Your instructions
A faithful copy of the whole listing is the goal. Match it exactly.

Data records
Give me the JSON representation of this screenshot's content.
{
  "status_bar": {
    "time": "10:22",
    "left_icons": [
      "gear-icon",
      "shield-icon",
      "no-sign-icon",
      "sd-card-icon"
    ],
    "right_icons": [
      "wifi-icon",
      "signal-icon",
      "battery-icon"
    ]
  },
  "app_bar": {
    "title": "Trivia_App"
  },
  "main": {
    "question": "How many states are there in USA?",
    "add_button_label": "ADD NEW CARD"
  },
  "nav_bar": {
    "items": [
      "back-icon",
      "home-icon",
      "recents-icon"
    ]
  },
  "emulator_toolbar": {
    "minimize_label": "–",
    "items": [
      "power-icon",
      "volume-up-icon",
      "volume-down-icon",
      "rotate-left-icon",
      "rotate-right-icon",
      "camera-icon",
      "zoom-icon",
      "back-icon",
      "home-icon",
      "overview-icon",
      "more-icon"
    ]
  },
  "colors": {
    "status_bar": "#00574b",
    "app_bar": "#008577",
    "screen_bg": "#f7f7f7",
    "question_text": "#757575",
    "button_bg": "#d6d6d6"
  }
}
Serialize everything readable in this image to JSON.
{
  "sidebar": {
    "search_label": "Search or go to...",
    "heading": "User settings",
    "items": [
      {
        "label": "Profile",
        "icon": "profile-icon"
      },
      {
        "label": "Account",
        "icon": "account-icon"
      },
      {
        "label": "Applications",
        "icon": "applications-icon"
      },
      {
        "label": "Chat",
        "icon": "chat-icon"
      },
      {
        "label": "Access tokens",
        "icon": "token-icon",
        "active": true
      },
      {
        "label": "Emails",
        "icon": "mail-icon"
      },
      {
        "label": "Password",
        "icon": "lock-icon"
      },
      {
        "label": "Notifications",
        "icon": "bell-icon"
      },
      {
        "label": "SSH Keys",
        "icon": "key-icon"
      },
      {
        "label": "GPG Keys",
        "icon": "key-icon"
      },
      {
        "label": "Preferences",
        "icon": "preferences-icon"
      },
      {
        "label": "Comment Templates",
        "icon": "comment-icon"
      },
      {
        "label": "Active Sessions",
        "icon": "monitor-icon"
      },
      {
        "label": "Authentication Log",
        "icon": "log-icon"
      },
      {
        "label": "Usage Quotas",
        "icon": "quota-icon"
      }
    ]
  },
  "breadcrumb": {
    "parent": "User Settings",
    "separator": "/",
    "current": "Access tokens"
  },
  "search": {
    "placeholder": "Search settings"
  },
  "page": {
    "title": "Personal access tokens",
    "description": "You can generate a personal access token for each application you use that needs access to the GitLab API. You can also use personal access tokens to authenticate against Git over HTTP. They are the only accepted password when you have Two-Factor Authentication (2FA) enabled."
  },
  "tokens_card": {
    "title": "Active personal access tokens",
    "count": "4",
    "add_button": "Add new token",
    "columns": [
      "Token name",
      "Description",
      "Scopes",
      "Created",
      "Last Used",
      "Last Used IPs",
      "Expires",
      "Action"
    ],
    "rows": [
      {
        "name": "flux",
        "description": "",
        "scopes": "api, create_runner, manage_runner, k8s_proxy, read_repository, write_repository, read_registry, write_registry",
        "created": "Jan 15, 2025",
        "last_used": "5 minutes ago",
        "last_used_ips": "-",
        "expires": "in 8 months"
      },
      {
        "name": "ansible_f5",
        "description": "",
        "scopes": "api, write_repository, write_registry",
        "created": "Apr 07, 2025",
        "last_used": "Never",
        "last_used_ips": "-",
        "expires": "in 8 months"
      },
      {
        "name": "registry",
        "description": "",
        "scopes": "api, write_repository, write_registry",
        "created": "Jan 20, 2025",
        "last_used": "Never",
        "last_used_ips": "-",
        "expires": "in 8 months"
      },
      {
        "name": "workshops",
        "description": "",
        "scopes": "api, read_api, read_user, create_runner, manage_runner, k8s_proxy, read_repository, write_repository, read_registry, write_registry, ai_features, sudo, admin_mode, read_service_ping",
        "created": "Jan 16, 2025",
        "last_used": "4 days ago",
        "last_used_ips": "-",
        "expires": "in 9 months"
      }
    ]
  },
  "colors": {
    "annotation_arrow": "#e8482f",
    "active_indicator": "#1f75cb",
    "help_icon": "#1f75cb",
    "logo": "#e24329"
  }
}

Answer
Give me the JSON representation of this screenshot's content.
{
  "status_bar": {
    "time": "10:22",
    "left_icons": [
      "gear-icon",
      "shield-icon",
      "no-sign-icon",
      "sd-card-icon"
    ],
    "right_icons": [
      "wifi-icon",
      "signal-icon",
      "battery-icon"
    ]
  },
  "app_bar": {
    "title": "Trivia_App"
  },
  "main": {
    "question": "How many states are there in USA?",
    "add_button_label": "ADD NEW CARD"
  },
  "nav_bar": {
    "items": [
      "back-icon",
      "home-icon",
      "recents-icon"
    ]
  },
  "emulator_toolbar": {
    "minimize_label": "–",
    "items": [
      "power-icon",
      "volume-up-icon",
      "volume-down-icon",
      "rotate-left-icon",
      "rotate-right-icon",
      "camera-icon",
      "zoom-icon",
      "back-icon",
      "home-icon",
      "overview-icon",
      "more-icon"
    ]
  },
  "colors": {
    "status_bar": "#00574b",
    "app_bar": "#008577",
    "screen_bg": "#f7f7f7",
    "question_text": "#757575",
    "button_bg": "#d6d6d6"
  }
}
Serialize everything readable in this image to JSON.
{
  "sidebar": {
    "search_label": "Search or go to...",
    "heading": "User settings",
    "items": [
      {
        "label": "Profile",
        "icon": "profile-icon"
      },
      {
        "label": "Account",
        "icon": "account-icon"
      },
      {
        "label": "Applications",
        "icon": "applications-icon"
      },
      {
        "label": "Chat",
        "icon": "chat-icon"
      },
      {
        "label": "Access tokens",
        "icon": "token-icon",
        "active": true
      },
      {
        "label": "Emails",
        "icon": "mail-icon"
      },
      {
        "label": "Password",
        "icon": "lock-icon"
      },
      {
        "label": "Notifications",
        "icon": "bell-icon"
      },
      {
        "label": "SSH Keys",
        "icon": "key-icon"
      },
      {
        "label": "GPG Keys",
        "icon": "key-icon"
      },
      {
        "label": "Preferences",
        "icon": "preferences-icon"
      },
      {
        "label": "Comment Templates",
        "icon": "comment-icon"
      },
      {
        "label": "Active Sessions",
        "icon": "monitor-icon"
      },
      {
        "label": "Authentication Log",
        "icon": "log-icon"
      },
      {
        "label": "Usage Quotas",
        "icon": "quota-icon"
      }
    ]
  },
  "breadcrumb": {
    "parent": "User Settings",
    "separator": "/",
    "current": "Access tokens"
  },
  "search": {
    "placeholder": "Search settings"
  },
  "page": {
    "title": "Personal access tokens",
    "description": "You can generate a personal access token for each application you use that needs access to the GitLab API. You can also use personal access tokens to authenticate against Git over HTTP. They are the only accepted password when you have Two-Factor Authentication (2FA) enabled."
  },
  "tokens_card": {
    "title": "Active personal access tokens",
    "count": "4",
    "add_button": "Add new token",
    "columns": [
      "Token name",
      "Description",
      "Scopes",
      "Created",
      "Last Used",
      "Last Used IPs",
      "Expires",
      "Action"
    ],
    "rows": [
      {
        "name": "flux",
        "description": "",
        "scopes": "api, create_runner, manage_runner, k8s_proxy, read_repository, write_repository, read_registry, write_registry",
        "created": "Jan 15, 2025",
        "last_used": "5 minutes ago",
        "last_used_ips": "-",
        "expires": "in 8 months"
      },
      {
        "name": "ansible_f5",
        "description": "",
        "scopes": "api, write_repository, write_registry",
        "created": "Apr 07, 2025",
        "last_used": "Never",
        "last_used_ips": "-",
        "expires": "in 8 months"
      },
      {
        "name": "registry",
        "description": "",
        "scopes": "api, write_repository, write_registry",
        "created": "Jan 20, 2025",
        "last_used": "Never",
        "last_used_ips": "-",
        "expires": "in 8 months"
      },
      {
        "name": "workshops",
        "description": "",
        "scopes": "api, read_api, read_user, create_runner, manage_runner, k8s_proxy, read_repository, write_repository, read_registry, write_registry, ai_features, sudo, admin_mode, read_service_ping",
        "created": "Jan 16, 2025",
        "last_used": "4 days ago",
        "last_used_ips": "-",
        "expires": "in 9 months"
      }
    ]
  },
  "colors": {
    "annotation_arrow": "#e8482f",
    "active_indicator": "#1f75cb",
    "help_icon": "#1f75cb",
    "logo": "#e24329"
  }
}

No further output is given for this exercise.